by Lucio Fontana, 1960
The way it causes such controversial reactions and anger to people is what makes it outstanding. A reaction is what an artist wants: why would you look at art and have no emotion towards it? I recently went to the famous Tate Modern with my auntie and I saw her looking at this sculpture; she then said “That makes me sad” I was intrigued by her response, asking why. “Because this isn't good, a child could have done this.” Then I began to explain to her that because of its simplicity it engaged itself to you, it evoked a reaction out of you and so you would tell others about it and it would become a popular piece of art. Don't you find it ironic how the way you hate it makes it good? It's you the viewer who makes this sculpture stand here in this gallery.
But also it is not just the simplicity of the art which makes it good; it could, in fact, offer complicity; you can't say it's bad and walk away without knowing anything about the art, you can't pick up a book and look at it and say that book was awful without reading it in depth.
One painting that stood out to me was the ‘Spatial Concept, Waiting’ created by Lucio Fontana in 1960 (see above). It is a canvas with a slash in it. This was a painting my auntie looked at for one second then moved away, but she didn't know anything about the piece so how could she not like it? This is my favourite piece of art I've ever come across, simply because of the meaning and
practice behind it. Fontana has slashed a piece of paper and a canvas to show the distinction between 2D and 3D dimensionality. That is one reason that this piece is now so well known. It took Fontana twenty years (1940-1960) to figure out how to get the right slash, how to get it
to represent what he wanted to portray.
He started off with multiple slashes in a canvas, then by 1959 decided to have one more decisive slash. Each cut was made with a single gesture using a sharp blade, and the canvases were then backed with strong black gauze giving the appearance of a void behind. The black behind the canvas added a temporal dimension to the generic title 'Spatial Concept'. How Fontana slashed an unpainted canvas shows affinity between the rawness of the surface and the existing character gestured itself. How the clashing of destruction and creation were both uplifted in Fontana’s work is what I find so amazing about his piece. Fontana wrote on one of his 1948 pieces: ‘Art dies but is saved by gesture', thus linking with his 1960 piece; the same gesture that negated the canvas as a purely pictorial vehicle also opened up its sculptural possibilities. Another depth into the slashes, gashes and cuts of Fontana’s work was inevitably to evoke pain as it particularly portrays wounds in skin.
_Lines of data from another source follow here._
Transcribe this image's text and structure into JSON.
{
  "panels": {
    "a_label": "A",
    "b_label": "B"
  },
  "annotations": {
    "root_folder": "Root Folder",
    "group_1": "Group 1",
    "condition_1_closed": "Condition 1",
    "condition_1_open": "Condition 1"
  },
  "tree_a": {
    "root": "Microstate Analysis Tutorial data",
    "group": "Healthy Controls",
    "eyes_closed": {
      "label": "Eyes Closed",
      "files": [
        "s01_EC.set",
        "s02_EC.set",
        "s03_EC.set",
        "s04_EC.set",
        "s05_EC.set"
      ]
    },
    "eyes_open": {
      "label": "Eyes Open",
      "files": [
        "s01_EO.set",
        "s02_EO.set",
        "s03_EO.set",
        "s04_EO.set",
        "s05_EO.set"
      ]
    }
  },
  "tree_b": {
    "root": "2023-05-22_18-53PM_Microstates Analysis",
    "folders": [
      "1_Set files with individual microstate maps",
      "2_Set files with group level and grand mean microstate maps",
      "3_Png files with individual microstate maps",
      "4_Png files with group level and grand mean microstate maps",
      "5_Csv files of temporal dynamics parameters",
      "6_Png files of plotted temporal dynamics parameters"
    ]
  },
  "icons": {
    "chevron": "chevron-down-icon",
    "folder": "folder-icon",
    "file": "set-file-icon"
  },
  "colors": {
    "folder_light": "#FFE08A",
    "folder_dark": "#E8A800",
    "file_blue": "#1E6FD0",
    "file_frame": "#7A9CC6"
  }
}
How it evokes pain means an emotion is formed in the spectator of the piece, so then this stays in the mind of the spectator, which is why it has stayed in my mind and became such a great piece of modern art. Now is it just a simple piece of art or is it a piece of art with dimensional meanings?